Instructions for the task: Exactly how many lines in this listing contain "JSON"? Only the number is needed.

Supplied material:
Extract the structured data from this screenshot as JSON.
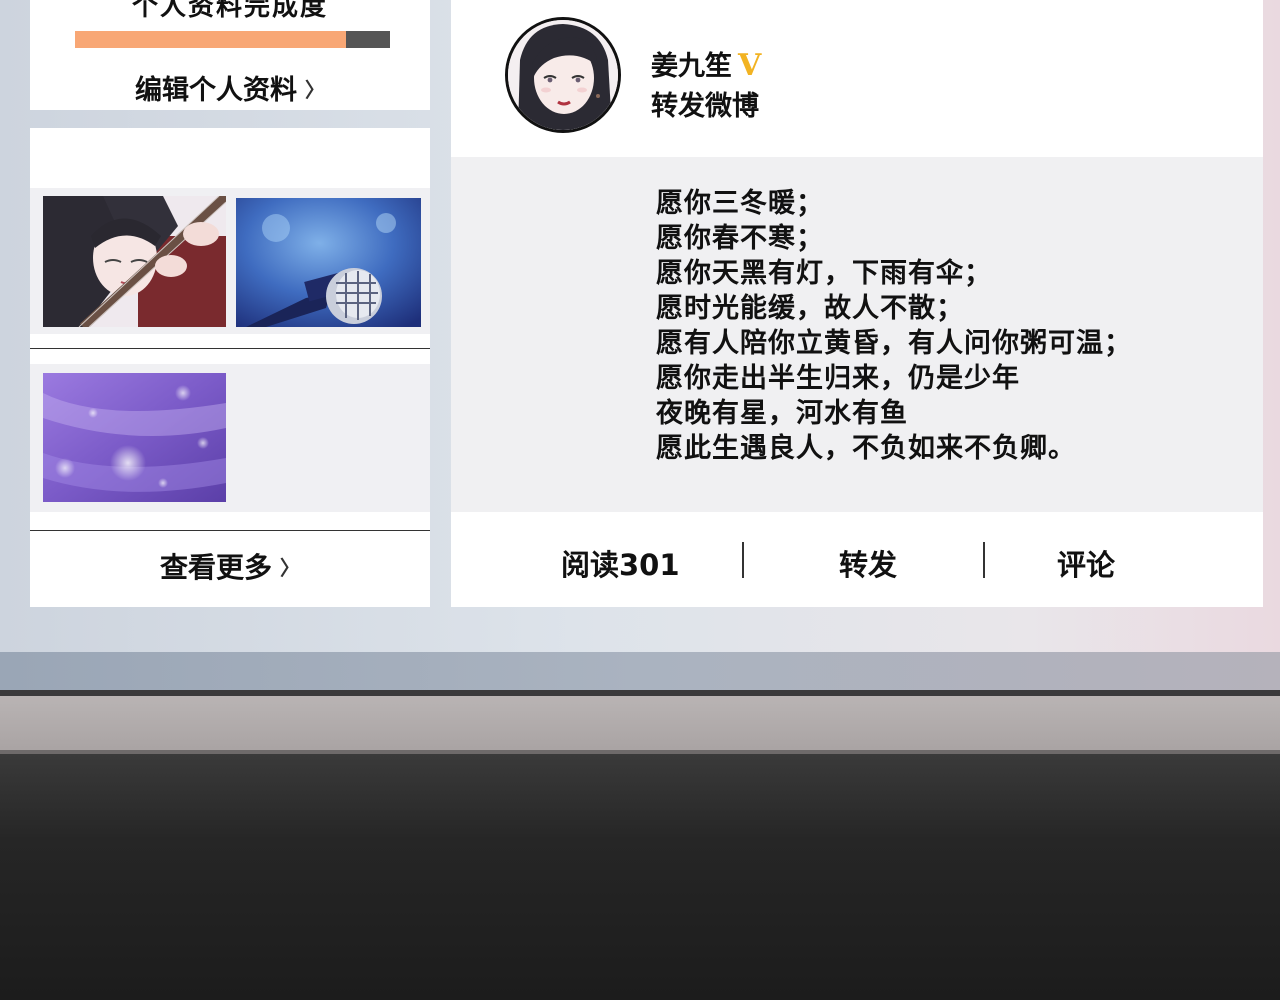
{
  "profile": {
    "completion_title": "个人资料完成度",
    "completion_fraction": 0.86,
    "edit_link": "编辑个人资料",
    "chevron": "〉"
  },
  "album": {
    "images": [
      {
        "name": "guitar-girl-image"
      },
      {
        "name": "microphone-image"
      },
      {
        "name": "purple-sparkle-image"
      }
    ],
    "more_link": "查看更多",
    "chevron": "〉"
  },
  "post": {
    "user_name": "姜九笙",
    "verified_badge": "V",
    "post_type": "转发微博",
    "lines": [
      "愿你三冬暖；",
      "愿你春不寒；",
      "愿你天黑有灯，下雨有伞；",
      "愿时光能缓，故人不散；",
      "愿有人陪你立黄昏，有人问你粥可温；",
      "愿你走出半生归来，仍是少年",
      "夜晚有星，河水有鱼",
      "愿此生遇良人，不负如来不负卿。"
    ],
    "actions": {
      "read": "阅读301",
      "repost": "转发",
      "comment": "评论"
    }
  },
  "colors": {
    "progress_fill": "#f8a775",
    "progress_track": "#555555",
    "verified_badge": "#f2b322"
  }
}
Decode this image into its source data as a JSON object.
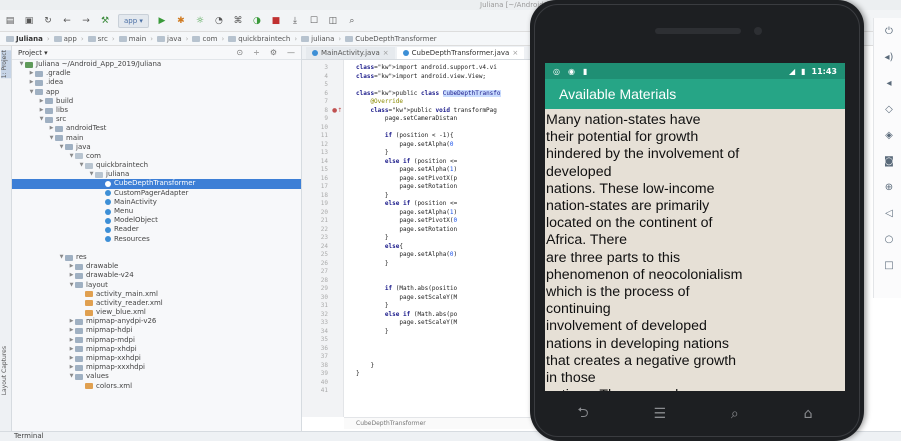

Reply: 2